WORK TO COMPLETE - A faithful, word-for-word copy of the records is required, and it must contain no pictures.

☆ ☆ ☆ ☆ ☆ ☆ ☆

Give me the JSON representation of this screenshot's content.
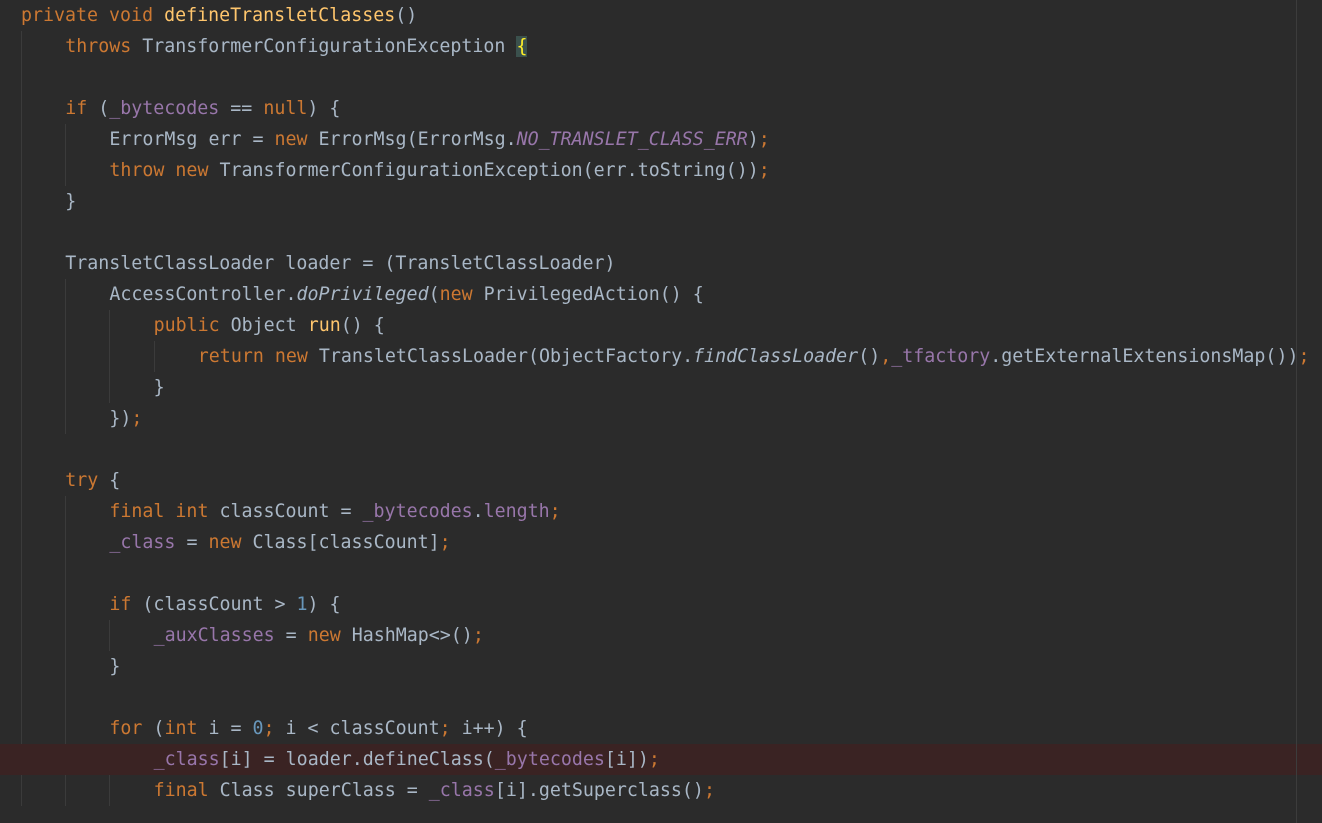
{
  "editor": {
    "lines": [
      {
        "indent": 0,
        "tokens": [
          [
            "kw",
            "private void "
          ],
          [
            "fn",
            "defineTransletClasses"
          ],
          [
            "t",
            "()"
          ]
        ]
      },
      {
        "indent": 1,
        "tokens": [
          [
            "kw",
            "throws "
          ],
          [
            "t",
            "TransformerConfigurationException "
          ],
          [
            "match",
            "{"
          ]
        ]
      },
      {
        "indent": 0,
        "tokens": []
      },
      {
        "indent": 1,
        "tokens": [
          [
            "kw",
            "if "
          ],
          [
            "t",
            "("
          ],
          [
            "fld",
            "_bytecodes"
          ],
          [
            "t",
            " == "
          ],
          [
            "kw",
            "null"
          ],
          [
            "t",
            ") {"
          ]
        ]
      },
      {
        "indent": 2,
        "tokens": [
          [
            "t",
            "ErrorMsg err = "
          ],
          [
            "kw",
            "new "
          ],
          [
            "t",
            "ErrorMsg(ErrorMsg."
          ],
          [
            "fldi",
            "NO_TRANSLET_CLASS_ERR"
          ],
          [
            "t",
            ")"
          ],
          [
            "kw",
            ";"
          ]
        ]
      },
      {
        "indent": 2,
        "tokens": [
          [
            "kw",
            "throw new "
          ],
          [
            "t",
            "TransformerConfigurationException(err.toString())"
          ],
          [
            "kw",
            ";"
          ]
        ]
      },
      {
        "indent": 1,
        "tokens": [
          [
            "t",
            "}"
          ]
        ]
      },
      {
        "indent": 0,
        "tokens": []
      },
      {
        "indent": 1,
        "tokens": [
          [
            "t",
            "TransletClassLoader loader = (TransletClassLoader)"
          ]
        ]
      },
      {
        "indent": 2,
        "tokens": [
          [
            "t",
            "AccessController."
          ],
          [
            "it",
            "doPrivileged"
          ],
          [
            "t",
            "("
          ],
          [
            "kw",
            "new "
          ],
          [
            "t",
            "PrivilegedAction() {"
          ]
        ]
      },
      {
        "indent": 3,
        "tokens": [
          [
            "kw",
            "public "
          ],
          [
            "t",
            "Object "
          ],
          [
            "fn",
            "run"
          ],
          [
            "t",
            "() {"
          ]
        ]
      },
      {
        "indent": 4,
        "tokens": [
          [
            "kw",
            "return new "
          ],
          [
            "t",
            "TransletClassLoader(ObjectFactory."
          ],
          [
            "it",
            "findClassLoader"
          ],
          [
            "t",
            "()"
          ],
          [
            "kw",
            ","
          ],
          [
            "fld",
            "_tfactory"
          ],
          [
            "t",
            ".getExternalExtensionsMap())"
          ],
          [
            "kw",
            ";"
          ]
        ]
      },
      {
        "indent": 3,
        "tokens": [
          [
            "t",
            "}"
          ]
        ]
      },
      {
        "indent": 2,
        "tokens": [
          [
            "t",
            "})"
          ],
          [
            "kw",
            ";"
          ]
        ]
      },
      {
        "indent": 0,
        "tokens": []
      },
      {
        "indent": 1,
        "tokens": [
          [
            "kw",
            "try "
          ],
          [
            "t",
            "{"
          ]
        ]
      },
      {
        "indent": 2,
        "tokens": [
          [
            "kw",
            "final int "
          ],
          [
            "t",
            "classCount = "
          ],
          [
            "fld",
            "_bytecodes"
          ],
          [
            "t",
            "."
          ],
          [
            "fld",
            "length"
          ],
          [
            "kw",
            ";"
          ]
        ]
      },
      {
        "indent": 2,
        "tokens": [
          [
            "fld",
            "_class"
          ],
          [
            "t",
            " = "
          ],
          [
            "kw",
            "new "
          ],
          [
            "t",
            "Class[classCount]"
          ],
          [
            "kw",
            ";"
          ]
        ]
      },
      {
        "indent": 0,
        "tokens": []
      },
      {
        "indent": 2,
        "tokens": [
          [
            "kw",
            "if "
          ],
          [
            "t",
            "(classCount > "
          ],
          [
            "num",
            "1"
          ],
          [
            "t",
            ") {"
          ]
        ]
      },
      {
        "indent": 3,
        "tokens": [
          [
            "fld",
            "_auxClasses"
          ],
          [
            "t",
            " = "
          ],
          [
            "kw",
            "new "
          ],
          [
            "t",
            "HashMap<>()"
          ],
          [
            "kw",
            ";"
          ]
        ]
      },
      {
        "indent": 2,
        "tokens": [
          [
            "t",
            "}"
          ]
        ]
      },
      {
        "indent": 0,
        "tokens": []
      },
      {
        "indent": 2,
        "tokens": [
          [
            "kw",
            "for "
          ],
          [
            "t",
            "("
          ],
          [
            "kw",
            "int "
          ],
          [
            "t",
            "i = "
          ],
          [
            "num",
            "0"
          ],
          [
            "kw",
            "; "
          ],
          [
            "t",
            "i < classCount"
          ],
          [
            "kw",
            "; "
          ],
          [
            "t",
            "i++) {"
          ]
        ]
      },
      {
        "indent": 3,
        "highlight": true,
        "tokens": [
          [
            "fld",
            "_class"
          ],
          [
            "t",
            "[i] = loader.defineClass("
          ],
          [
            "fld",
            "_bytecodes"
          ],
          [
            "t",
            "[i])"
          ],
          [
            "kw",
            ";"
          ]
        ]
      },
      {
        "indent": 3,
        "tokens": [
          [
            "kw",
            "final "
          ],
          [
            "t",
            "Class superClass = "
          ],
          [
            "fld",
            "_class"
          ],
          [
            "t",
            "[i].getSuperclass()"
          ],
          [
            "kw",
            ";"
          ]
        ]
      }
    ]
  },
  "colors": {
    "background": "#2b2b2b",
    "keyword": "#cc7832",
    "method_decl": "#ffc66d",
    "field": "#9876aa",
    "number": "#6897bb",
    "text": "#a9b7c6",
    "breakpoint_line": "#3a2323"
  }
}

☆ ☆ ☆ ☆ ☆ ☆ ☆

WRITTEN REPLY -
Give me the JSON representation of this screenshot's content.
{
  "editor": {
    "lines": [
      {
        "indent": 0,
        "tokens": [
          [
            "kw",
            "private void "
          ],
          [
            "fn",
            "defineTransletClasses"
          ],
          [
            "t",
            "()"
          ]
        ]
      },
      {
        "indent": 1,
        "tokens": [
          [
            "kw",
            "throws "
          ],
          [
            "t",
            "TransformerConfigurationException "
          ],
          [
            "match",
            "{"
          ]
        ]
      },
      {
        "indent": 0,
        "tokens": []
      },
      {
        "indent": 1,
        "tokens": [
          [
            "kw",
            "if "
          ],
          [
            "t",
            "("
          ],
          [
            "fld",
            "_bytecodes"
          ],
          [
            "t",
            " == "
          ],
          [
            "kw",
            "null"
          ],
          [
            "t",
            ") {"
          ]
        ]
      },
      {
        "indent": 2,
        "tokens": [
          [
            "t",
            "ErrorMsg err = "
          ],
          [
            "kw",
            "new "
          ],
          [
            "t",
            "ErrorMsg(ErrorMsg."
          ],
          [
            "fldi",
            "NO_TRANSLET_CLASS_ERR"
          ],
          [
            "t",
            ")"
          ],
          [
            "kw",
            ";"
          ]
        ]
      },
      {
        "indent": 2,
        "tokens": [
          [
            "kw",
            "throw new "
          ],
          [
            "t",
            "TransformerConfigurationException(err.toString())"
          ],
          [
            "kw",
            ";"
          ]
        ]
      },
      {
        "indent": 1,
        "tokens": [
          [
            "t",
            "}"
          ]
        ]
      },
      {
        "indent": 0,
        "tokens": []
      },
      {
        "indent": 1,
        "tokens": [
          [
            "t",
            "TransletClassLoader loader = (TransletClassLoader)"
          ]
        ]
      },
      {
        "indent": 2,
        "tokens": [
          [
            "t",
            "AccessController."
          ],
          [
            "it",
            "doPrivileged"
          ],
          [
            "t",
            "("
          ],
          [
            "kw",
            "new "
          ],
          [
            "t",
            "PrivilegedAction() {"
          ]
        ]
      },
      {
        "indent": 3,
        "tokens": [
          [
            "kw",
            "public "
          ],
          [
            "t",
            "Object "
          ],
          [
            "fn",
            "run"
          ],
          [
            "t",
            "() {"
          ]
        ]
      },
      {
        "indent": 4,
        "tokens": [
          [
            "kw",
            "return new "
          ],
          [
            "t",
            "TransletClassLoader(ObjectFactory."
          ],
          [
            "it",
            "findClassLoader"
          ],
          [
            "t",
            "()"
          ],
          [
            "kw",
            ","
          ],
          [
            "fld",
            "_tfactory"
          ],
          [
            "t",
            ".getExternalExtensionsMap())"
          ],
          [
            "kw",
            ";"
          ]
        ]
      },
      {
        "indent": 3,
        "tokens": [
          [
            "t",
            "}"
          ]
        ]
      },
      {
        "indent": 2,
        "tokens": [
          [
            "t",
            "})"
          ],
          [
            "kw",
            ";"
          ]
        ]
      },
      {
        "indent": 0,
        "tokens": []
      },
      {
        "indent": 1,
        "tokens": [
          [
            "kw",
            "try "
          ],
          [
            "t",
            "{"
          ]
        ]
      },
      {
        "indent": 2,
        "tokens": [
          [
            "kw",
            "final int "
          ],
          [
            "t",
            "classCount = "
          ],
          [
            "fld",
            "_bytecodes"
          ],
          [
            "t",
            "."
          ],
          [
            "fld",
            "length"
          ],
          [
            "kw",
            ";"
          ]
        ]
      },
      {
        "indent": 2,
        "tokens": [
          [
            "fld",
            "_class"
          ],
          [
            "t",
            " = "
          ],
          [
            "kw",
            "new "
          ],
          [
            "t",
            "Class[classCount]"
          ],
          [
            "kw",
            ";"
          ]
        ]
      },
      {
        "indent": 0,
        "tokens": []
      },
      {
        "indent": 2,
        "tokens": [
          [
            "kw",
            "if "
          ],
          [
            "t",
            "(classCount > "
          ],
          [
            "num",
            "1"
          ],
          [
            "t",
            ") {"
          ]
        ]
      },
      {
        "indent": 3,
        "tokens": [
          [
            "fld",
            "_auxClasses"
          ],
          [
            "t",
            " = "
          ],
          [
            "kw",
            "new "
          ],
          [
            "t",
            "HashMap<>()"
          ],
          [
            "kw",
            ";"
          ]
        ]
      },
      {
        "indent": 2,
        "tokens": [
          [
            "t",
            "}"
          ]
        ]
      },
      {
        "indent": 0,
        "tokens": []
      },
      {
        "indent": 2,
        "tokens": [
          [
            "kw",
            "for "
          ],
          [
            "t",
            "("
          ],
          [
            "kw",
            "int "
          ],
          [
            "t",
            "i = "
          ],
          [
            "num",
            "0"
          ],
          [
            "kw",
            "; "
          ],
          [
            "t",
            "i < classCount"
          ],
          [
            "kw",
            "; "
          ],
          [
            "t",
            "i++) {"
          ]
        ]
      },
      {
        "indent": 3,
        "highlight": true,
        "tokens": [
          [
            "fld",
            "_class"
          ],
          [
            "t",
            "[i] = loader.defineClass("
          ],
          [
            "fld",
            "_bytecodes"
          ],
          [
            "t",
            "[i])"
          ],
          [
            "kw",
            ";"
          ]
        ]
      },
      {
        "indent": 3,
        "tokens": [
          [
            "kw",
            "final "
          ],
          [
            "t",
            "Class superClass = "
          ],
          [
            "fld",
            "_class"
          ],
          [
            "t",
            "[i].getSuperclass()"
          ],
          [
            "kw",
            ";"
          ]
        ]
      }
    ]
  },
  "colors": {
    "background": "#2b2b2b",
    "keyword": "#cc7832",
    "method_decl": "#ffc66d",
    "field": "#9876aa",
    "number": "#6897bb",
    "text": "#a9b7c6",
    "breakpoint_line": "#3a2323"
  }
}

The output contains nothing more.